PHILIPSBURG — A concert designed to rekindle the revelry, charity, charm and camaraderie of Missoula’s Aber Day Keggers of the 1970s is set to take this town of 850 by storm.
Three original members of the Mission Mountain Wood Band will be on stage Saturday with three newer bandmates to headline the Aber Day Reunion Concert in Philipsburg’s Winninghoff Park Amphitheater, a hillside venue that in itself captures the flavor of those days of yore at the Miller Creek Rodeo Grounds.
Online ticket sales through the University of Montana Alumni Association closed Aug. 10, and a capacity crowd of 2,500 is expected to flood into this picturesque Flint Creek Valley burg.
“I’ve lived here since 1949 and I can’t think of anything that approaches it,” said Ed Lord of the sponsoring Philipsburg Rotary Club.
This one’s not called a kegger, though beer will be available, Lord said. It’s a different era, and while the Granite County Sheriff’s Department and local fire department are beefing up forces, organizers are counting on an older, more mature crowd to help govern itself.

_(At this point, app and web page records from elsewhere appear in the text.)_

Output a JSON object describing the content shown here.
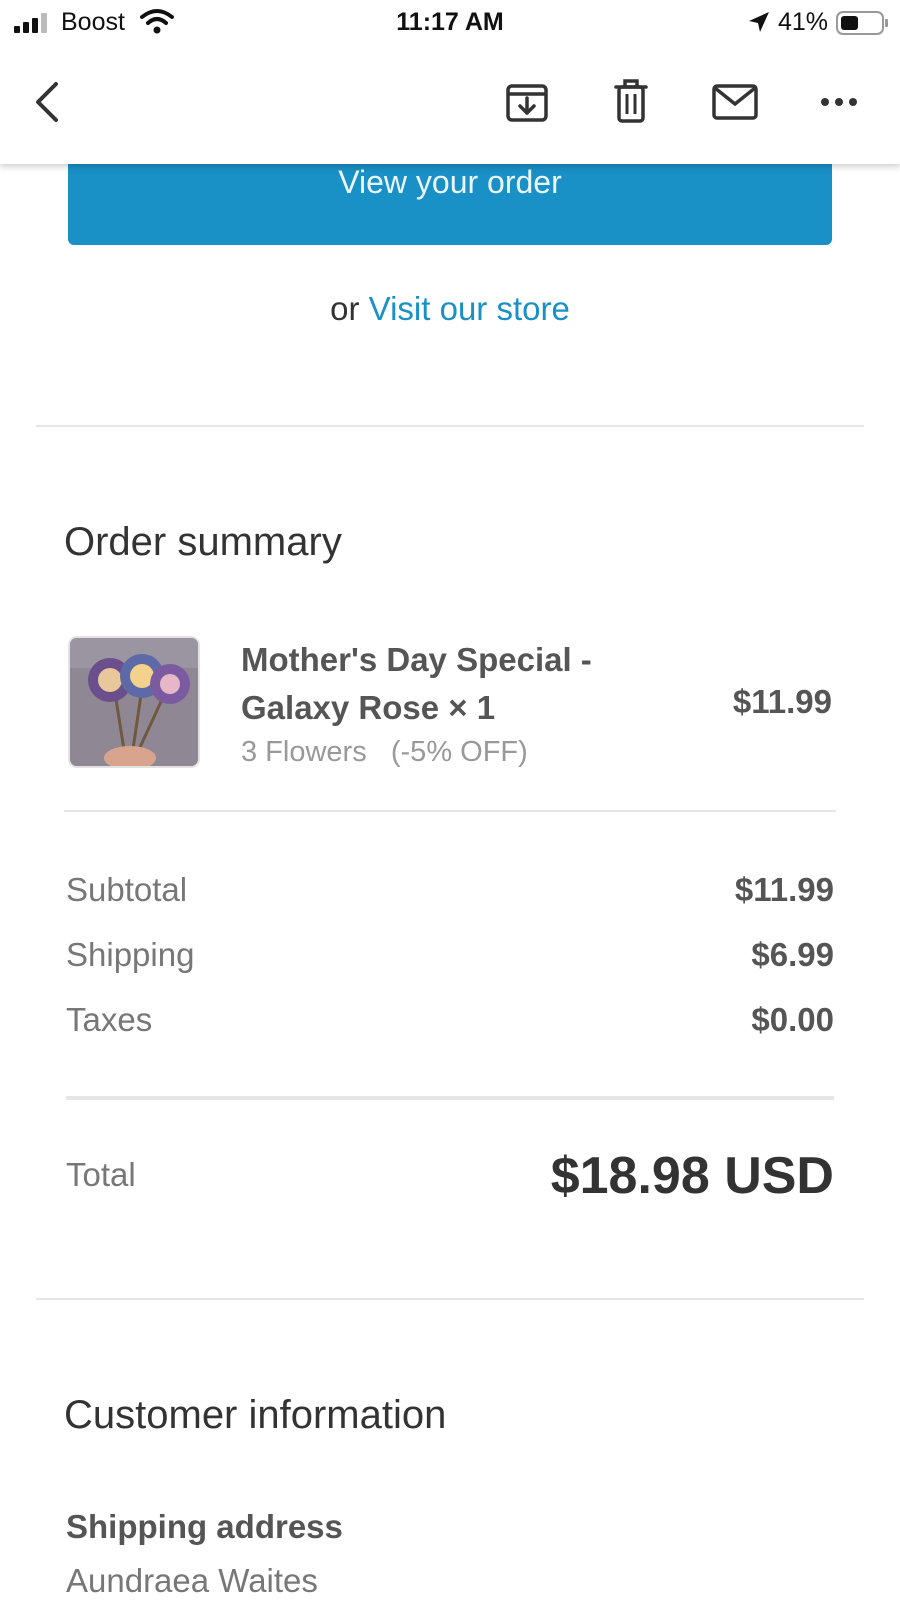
{
  "status_bar": {
    "carrier": "Boost",
    "time": "11:17 AM",
    "battery": "41%"
  },
  "toolbar": {
    "icons": [
      "back-icon",
      "archive-icon",
      "trash-icon",
      "mail-icon",
      "more-icon"
    ]
  },
  "email": {
    "view_order_label": "View your order",
    "or_text": "or",
    "visit_store_label": "Visit our store"
  },
  "order_summary": {
    "title": "Order summary",
    "items": [
      {
        "name": "Mother's Day Special - Galaxy Rose × 1",
        "variant": "3 Flowers   (-5% OFF)",
        "price": "$11.99"
      }
    ],
    "subtotal_label": "Subtotal",
    "subtotal_value": "$11.99",
    "shipping_label": "Shipping",
    "shipping_value": "$6.99",
    "taxes_label": "Taxes",
    "taxes_value": "$0.00",
    "total_label": "Total",
    "total_value": "$18.98 USD"
  },
  "customer_info": {
    "title": "Customer information",
    "shipping_address_label": "Shipping address",
    "name": "Aundraea Waites"
  },
  "colors": {
    "accent": "#1990c6",
    "divider": "#e6e6e6"
  }
}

Lord said tickets for free water will be offered to designated drivers.
The original Aber Day Kegger ran each May from 1972 to 1979. It was a benefit for the UM library and as such raised tens of thousands of dollars. Some of the proceeds from the reunion concert will go to the Philipsburg Public Library, one good reason why Bob McCue of the Missoula Liquid Assets Corp., the original organizers of the benefit, agreed to lend the Aber Day name to the Philipsburg event.
“I’ve been asked about this for years and years, when’s there going to be another Aber Day,” said McCue, who was student chairman of the last kegger 36 years ago and still lives in Missoula.
McCue said he’s working with the city library to sell Aber Day Kegger mugs and copies of a Public Broadcasting System-quality documentary that he directed in 2009. All proceeds from those sales will go to the library.
The music starts at noon Saturday, with Mission Mountain Wood Band slated to start playing at around 3:15 p.m. It will be preceded onstage by Shane Clouse and Stomping Ground of Missoula and Montana native Wylie Gustafson’s Wylie and the Wild West. The bands will jam together to end the show.
Rob Quist, Steve Riddle and drummer Greg Reichenberg have their individual musical interests but still get together from time to time as Mission Mountain Wood Band. Those three along, with Christian Johnson and the late Terry Robinson, were University of Montana students and alums when they formed the band in Missoula in 1971.
They’ll be joined in Philipsburg by singer/songwriter Tim Ryan of St. Ignatius and Nashville; multi-instrumentalist David Griffith of Missoula, and fiddle player Trevor Krieger of Billings.
Quist said the band will debut a song from its new “Now and Then” CD titled “Everywhere Feels Like Home.” He called the piece “a veritable ‘This Land Is Your Land’ for Montana.” Mission Mountain’s new CD includes 10 of “the essential songs from our heyday recorded live all across the country.”
They are the classic songs “that we will play forever,” Quist said.
All are on Saturday’s set list, along with all the cuts on the band’s 2012 CD release, “Reboot,” and three from “Now and Then.”
“Aber Day remains a major milestone in our band lore, and to revisit this now is like going home,” Quist said. “There is no better venue in Montana to recreate this event than the one in Philipsburg, and I hold out hope that this will once again become an annual event like the Miller Creek Aber Day concerts came to be.”
Lord said the magnitude of the concert is “exciting but scary.”
The scary part is planning for 2,500-3,000 people and the 1,000 or more vehicles they’ll be arriving in. Shuttle buses will run from parking venues on the north and south ends of town once those around the park are filled.
“I think we’ve got it pretty well lined out,” Lord said.
The exciting part is drawing all those people to town. He noted that tickets are being resold on Craigslist and some may still be available on the day of the show.
“This whole event, it’s really building. People are really excited about it,” Lord said. “I can’t reiterate enough how hard we’re trying to really make this a class act. There’s so much anticipation for it. It’ll be a lot of fun.”